MEMC Electronic Materials and Q-Cells International, a subsidiary of Q-Cells SE that specialises in building and operating PV power plants, have established a joint venture that will see MEMC partner with an investment of US$100 million in solar power plants. The first project is a massive 50MWp solar park in Strasskirchen, Bavaria, using crystalline solar cell-based modules. MEMC will have a 50% stake in the project. Upon completion, the partners said they would sell the park to a third party.
“Our investment is enabling one or more [solar park] projects to precede that have stalled due to lack of financing,” noted Ahmad Chatila President and CEO of MEMC in its quarterly financial conference call.
Q-Cells recently announced reduction expected in revenue for 2009, due in part to solar projects being delayed because of continued difficulties in raising funds from banks to finance projects due to the credit crisis.
The new joint venture would seem to differ from Q-Cells previously announced partnership with LDK Solar, which did not include any financial commitment by LDK in relation to collaboration on solar projects in China and Europe.
“As MEMC sells wafers to Q-Cells, the revenue from those sales will be recognized consistent with the MEMC’s revenue recognition policy, and the cost associated with those wafers will be included in cost of goods sold,” noted Ken Hannah, SVP and CFO at MEMC during its quarterly financial analyst conference call.
MEMC’s Hannah also noted that the company had already started shipping wafers to Q-Cells to be processed into solar cells for the new solar park.
“I believe that we can capture more value by taking an active role in downstream solar projects. MEMC has a strong brand, a reputation for high-quality products, a 50-year history, significant international property and technology resources, and has a very strong financial position,” commented Chatila during the conference call. “Very few companies in the solar space are as well-qualified in my opinion to take a leading role and unlock or cancel downstream values. In the short-term, much of the current slowdown in the market is due to the lack of attractive projects enhancing.”
MEMC is able to invest such sums required due to its US$1.2 billion in cash and short-term investments and trades with almost no debt. China-based LDK is highly leveraged and does not have the capital to invest in the same way as MEMC.

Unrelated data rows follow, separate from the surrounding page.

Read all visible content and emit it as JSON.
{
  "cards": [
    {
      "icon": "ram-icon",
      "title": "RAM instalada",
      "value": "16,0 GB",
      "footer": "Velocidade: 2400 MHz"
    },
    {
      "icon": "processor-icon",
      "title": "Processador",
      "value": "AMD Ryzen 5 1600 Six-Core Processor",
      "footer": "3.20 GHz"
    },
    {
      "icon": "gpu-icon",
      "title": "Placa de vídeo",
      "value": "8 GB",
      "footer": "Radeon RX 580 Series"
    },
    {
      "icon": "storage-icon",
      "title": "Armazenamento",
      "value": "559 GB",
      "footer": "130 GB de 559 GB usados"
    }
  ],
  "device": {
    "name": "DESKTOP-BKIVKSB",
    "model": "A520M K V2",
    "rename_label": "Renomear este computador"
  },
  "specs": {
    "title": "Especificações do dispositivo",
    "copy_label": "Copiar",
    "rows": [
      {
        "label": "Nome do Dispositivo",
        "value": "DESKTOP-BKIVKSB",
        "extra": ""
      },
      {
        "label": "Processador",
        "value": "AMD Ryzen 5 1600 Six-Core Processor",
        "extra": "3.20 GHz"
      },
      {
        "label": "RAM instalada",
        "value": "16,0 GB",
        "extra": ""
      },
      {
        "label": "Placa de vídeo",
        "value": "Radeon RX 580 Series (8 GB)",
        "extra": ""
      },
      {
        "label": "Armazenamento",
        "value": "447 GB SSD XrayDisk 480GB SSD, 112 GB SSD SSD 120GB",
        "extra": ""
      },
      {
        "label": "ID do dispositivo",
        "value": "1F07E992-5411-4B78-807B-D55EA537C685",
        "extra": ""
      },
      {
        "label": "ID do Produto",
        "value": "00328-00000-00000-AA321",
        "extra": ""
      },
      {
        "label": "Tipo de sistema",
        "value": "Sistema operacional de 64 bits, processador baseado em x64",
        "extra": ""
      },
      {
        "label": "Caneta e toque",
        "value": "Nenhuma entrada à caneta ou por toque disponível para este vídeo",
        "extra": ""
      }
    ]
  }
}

The majority of utility-scale PV power plant projects in Germany have recently become dominated by thin-film technologies, in particular First Solar’s CdTe modules. This latest news would indicate that conventional crystalline PV manufacturers and silicon wafer suppliers are willing to invest significant amounts of money in high consumption projects to compete with thin film.